For a myriad of reasons which shall soon be made apparent,one has always held the view that in no two African countries do events replicate each other as do they in Nigeria and the Sudan.
Besides both being former British colonies,Sudan is geographically the largest country in Africa while Nigeria is Africa’s biggest country,demographically. Whilst Nigeria is the most ethnically diverse nation on the continent with over 500 ethnolinguistic groups, Sudan comes next on the heterogeneity chart with about 400 ethnolinguistic groups. Above all,in no 2 countries do the 3 political matrices of Region, Religion and Ethnicity so totally underpin national politics.
In much the same way as Northern Nigerians and Northern Sudanese are predominantly muslims with socio-cultural and politico-economic inclinations towards the Arabian world,Southern Nigerians and Southern Sudanese are mainly christians with eyes fixed on the West.

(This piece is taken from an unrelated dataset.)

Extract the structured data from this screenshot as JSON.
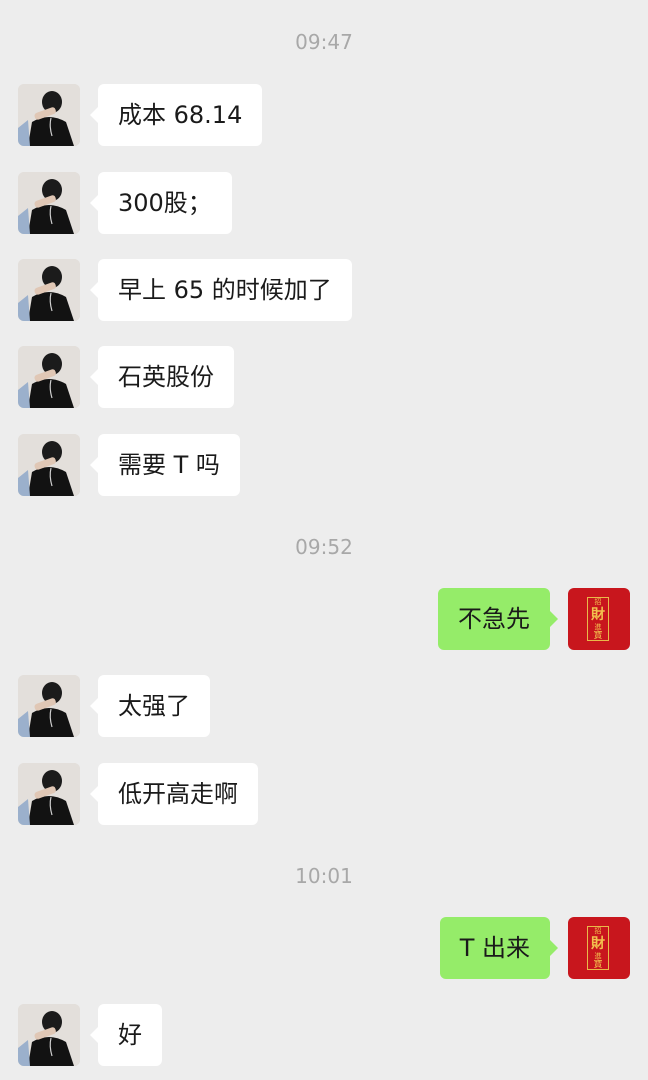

Whereas the Nuba Mountains,Abyei and southern Blue Nile areas of the Sudanese Middle Belt have been a source of political contention between the North and South of the Sudan,the Yoruba-speaking areas of Kwara and Kogi states of the Nigerian Middle Belt are equally a source of contention between the North and South of Nigeria.
To this day,North-South relations,Muslim-Christian coexistence,oil politics,political marginalisation and Sharia law remain the most topical issues in both countries. Amazingly,both countries possess exactly the same length of coastline…853 kilometres and both produce the black gold from southern oilfields.

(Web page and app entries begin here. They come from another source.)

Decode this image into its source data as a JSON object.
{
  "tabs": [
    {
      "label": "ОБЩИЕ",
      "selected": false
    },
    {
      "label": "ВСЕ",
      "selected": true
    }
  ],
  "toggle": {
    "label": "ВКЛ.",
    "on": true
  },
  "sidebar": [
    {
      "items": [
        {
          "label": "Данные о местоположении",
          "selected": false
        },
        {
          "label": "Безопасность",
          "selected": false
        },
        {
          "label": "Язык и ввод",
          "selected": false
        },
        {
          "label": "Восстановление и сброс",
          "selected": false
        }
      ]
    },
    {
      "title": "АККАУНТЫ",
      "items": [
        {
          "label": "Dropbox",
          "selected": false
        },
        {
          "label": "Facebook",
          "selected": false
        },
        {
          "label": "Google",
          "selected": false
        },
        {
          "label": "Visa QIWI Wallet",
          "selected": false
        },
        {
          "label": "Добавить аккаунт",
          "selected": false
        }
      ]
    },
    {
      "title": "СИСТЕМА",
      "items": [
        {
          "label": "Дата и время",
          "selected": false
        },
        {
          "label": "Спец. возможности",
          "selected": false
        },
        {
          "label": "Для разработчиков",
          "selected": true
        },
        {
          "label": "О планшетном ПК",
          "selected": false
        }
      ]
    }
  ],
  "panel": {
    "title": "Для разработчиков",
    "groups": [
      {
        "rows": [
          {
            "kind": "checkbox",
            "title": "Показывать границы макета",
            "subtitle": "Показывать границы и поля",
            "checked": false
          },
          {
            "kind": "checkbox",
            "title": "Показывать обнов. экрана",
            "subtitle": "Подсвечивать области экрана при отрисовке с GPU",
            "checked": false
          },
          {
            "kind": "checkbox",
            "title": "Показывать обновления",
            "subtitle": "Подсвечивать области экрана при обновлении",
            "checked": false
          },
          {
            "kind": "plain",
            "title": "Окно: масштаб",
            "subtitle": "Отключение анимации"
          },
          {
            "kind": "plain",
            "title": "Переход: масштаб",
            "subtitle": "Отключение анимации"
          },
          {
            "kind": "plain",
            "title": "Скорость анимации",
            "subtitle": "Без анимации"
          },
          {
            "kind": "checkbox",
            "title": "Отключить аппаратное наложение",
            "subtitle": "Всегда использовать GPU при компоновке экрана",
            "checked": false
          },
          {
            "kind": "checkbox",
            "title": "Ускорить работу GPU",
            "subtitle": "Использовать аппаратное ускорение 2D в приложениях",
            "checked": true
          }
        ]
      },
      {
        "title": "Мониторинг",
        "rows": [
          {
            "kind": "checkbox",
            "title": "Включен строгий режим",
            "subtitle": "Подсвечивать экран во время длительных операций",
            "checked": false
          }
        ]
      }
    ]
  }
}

During colonial rule,the British administered the North and south of both countries as though they were distinct territories.In accordance with the wishes of the Emirs of northern Nigeria(a suicidal move which today sees northern Nigeria 50years behind the South educationally),the British kept Christianity and Western education out of the emirates of northern Nigeria.
Indeed,the politicians of northern and southern Nigeria first came together in a national legislature in 1946,even after the 1914 amalgamation. In the Sudan,socio-economic and political interactions between the North and the South was virtually non-existent,thanks to the British. It may be argued that the successful amalgamation of the protectorates of Northern and Southern Nigeria in 1914 was the precursor of the incorporation of the independent Sultanate of Darfur into the Anglo-Egyptian Condominium of Sudan in 1916!

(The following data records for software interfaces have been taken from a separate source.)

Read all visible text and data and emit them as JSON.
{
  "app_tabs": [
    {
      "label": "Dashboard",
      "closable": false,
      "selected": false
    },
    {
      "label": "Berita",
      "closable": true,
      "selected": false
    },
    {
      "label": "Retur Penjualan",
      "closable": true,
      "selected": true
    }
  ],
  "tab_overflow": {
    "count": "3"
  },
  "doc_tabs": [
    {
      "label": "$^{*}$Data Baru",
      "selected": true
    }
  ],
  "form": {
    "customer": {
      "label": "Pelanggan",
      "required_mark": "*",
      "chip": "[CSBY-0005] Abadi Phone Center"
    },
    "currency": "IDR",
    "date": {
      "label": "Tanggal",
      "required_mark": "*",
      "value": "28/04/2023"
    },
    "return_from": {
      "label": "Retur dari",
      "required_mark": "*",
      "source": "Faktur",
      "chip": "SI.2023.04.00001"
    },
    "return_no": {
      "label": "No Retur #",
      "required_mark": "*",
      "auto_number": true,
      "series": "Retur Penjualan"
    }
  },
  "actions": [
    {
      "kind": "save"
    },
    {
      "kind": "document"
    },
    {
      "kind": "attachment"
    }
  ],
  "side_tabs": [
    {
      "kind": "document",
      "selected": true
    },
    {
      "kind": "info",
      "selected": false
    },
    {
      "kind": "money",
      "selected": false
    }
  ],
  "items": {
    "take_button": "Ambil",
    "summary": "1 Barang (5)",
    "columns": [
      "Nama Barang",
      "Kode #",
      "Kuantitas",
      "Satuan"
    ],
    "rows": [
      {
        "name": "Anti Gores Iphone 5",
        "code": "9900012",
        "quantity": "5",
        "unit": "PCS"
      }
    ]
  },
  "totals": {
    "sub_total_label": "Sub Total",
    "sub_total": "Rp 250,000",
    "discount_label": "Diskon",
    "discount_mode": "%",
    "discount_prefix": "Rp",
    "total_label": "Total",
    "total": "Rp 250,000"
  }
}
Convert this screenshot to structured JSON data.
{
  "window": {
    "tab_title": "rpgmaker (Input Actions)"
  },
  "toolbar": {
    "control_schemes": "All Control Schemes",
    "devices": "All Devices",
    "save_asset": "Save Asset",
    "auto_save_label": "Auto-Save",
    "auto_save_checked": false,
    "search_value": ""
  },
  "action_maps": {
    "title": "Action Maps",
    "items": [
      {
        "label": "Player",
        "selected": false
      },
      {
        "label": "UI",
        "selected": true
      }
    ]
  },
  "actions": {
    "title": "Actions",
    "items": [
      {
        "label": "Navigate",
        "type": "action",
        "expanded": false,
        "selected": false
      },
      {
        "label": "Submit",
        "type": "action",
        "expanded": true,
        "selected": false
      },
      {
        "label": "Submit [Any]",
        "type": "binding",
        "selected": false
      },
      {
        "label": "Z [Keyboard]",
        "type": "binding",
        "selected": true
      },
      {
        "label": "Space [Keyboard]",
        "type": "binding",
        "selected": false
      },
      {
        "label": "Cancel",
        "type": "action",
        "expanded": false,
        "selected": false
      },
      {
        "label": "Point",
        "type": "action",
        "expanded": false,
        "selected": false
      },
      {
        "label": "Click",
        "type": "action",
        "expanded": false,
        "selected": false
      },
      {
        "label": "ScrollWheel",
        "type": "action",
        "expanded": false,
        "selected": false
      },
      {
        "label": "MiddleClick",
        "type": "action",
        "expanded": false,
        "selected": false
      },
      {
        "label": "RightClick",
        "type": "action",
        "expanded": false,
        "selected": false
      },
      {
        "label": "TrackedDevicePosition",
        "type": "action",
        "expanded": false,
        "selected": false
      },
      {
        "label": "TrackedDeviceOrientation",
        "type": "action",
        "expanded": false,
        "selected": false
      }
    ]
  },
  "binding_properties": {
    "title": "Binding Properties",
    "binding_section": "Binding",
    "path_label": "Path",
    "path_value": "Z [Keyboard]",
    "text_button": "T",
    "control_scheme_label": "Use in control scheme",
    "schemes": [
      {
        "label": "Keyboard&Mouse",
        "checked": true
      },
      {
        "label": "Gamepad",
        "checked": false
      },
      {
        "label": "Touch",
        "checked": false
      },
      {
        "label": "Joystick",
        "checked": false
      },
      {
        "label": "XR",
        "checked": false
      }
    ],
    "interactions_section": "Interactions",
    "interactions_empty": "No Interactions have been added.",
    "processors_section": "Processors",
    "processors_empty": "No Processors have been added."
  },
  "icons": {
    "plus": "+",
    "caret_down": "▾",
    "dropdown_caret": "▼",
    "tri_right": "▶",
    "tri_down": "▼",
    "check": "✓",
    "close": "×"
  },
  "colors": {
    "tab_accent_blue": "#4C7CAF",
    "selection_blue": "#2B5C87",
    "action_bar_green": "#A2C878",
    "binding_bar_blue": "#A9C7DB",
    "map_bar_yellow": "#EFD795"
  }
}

Historically,socio-cultural and trade ties have been strong between Northern Nigeria and Northern Sudan,particularly around Kano and Bornu. For centuries, the Shuwa Arabs(who number perhaps half a million people in Adamawa,Yobe and Borno states) who are thought to have emigrated from Darfur have inhabited the area around the Biu Plateau,Mandara mountains and plains and the Lake Chad basin. There also exists a well-established Sudanese diaspora in Kano. As recently as 1900,Rabeh the son of a Darfuri Arab was temporal Lord of the Lake Chad region!
These migratory trends appear to have been influenced by the fact of Kano having been the central terminus and Bornu the eastern terminus of the Trans-Saharan trade routes. Indeed,there is a long established practice(which continues to this day) of sending children/wards of the nobility for training in Islamic law,philosophy and theology to the Sudan.This is particularly noticeable in emirates such as Kano,Katsina,Zaria,Sokoto,Adamawa and Bornu.
So,how did Nigerians end up becoming Sudanese nationals?
Traditionally,the Kano-Bornu-Darfur-Red Sea route has been used by Hausa,Fulani and Kanuri muslim faithful on pilgrimage to Mecca.Many of these faithfuls,attracted by the similarities in culture,religious practices,weather and an abundance of fertile land in the Nile Valley,settled down to farm the land.But the greatest wave of migration lay ahead.
In the wake of the eclipse of Sokoto’s imperial glory in March 1903 on account of British imperialist aggression,the Mai Wurno,nephew of the Sultan and Protector of the caliphate’s northern frontiers fled with the Sokoto imperial standard and thousands of his followers and troops to the southernmost emirate of Adamawa, over 1000 kilometres away.
Being well acquainted with the exploits of the Mahdist forces in the Sudan and in the belief that the Mahdi was the great liberator whose coming was foretold in the Holy Book,the Mai Wurno and by some accounts,over 20,000 followers began the Hijra(flight) to the Sudan where they ultimately settled down close to the Khartoum-Omdurman area in a settlement which to this day is known as Mai Wurno and whose inhabitants retain their Hausa-Fulani heritage.
Altogether,the Hausa,Fulani and Kanuri of the Sudan today number well over a million people,serving that country in the civil service,armed forces,business and most of all,providing the bulk of the farmers who till the land in that country’s food basket,the Gezira plains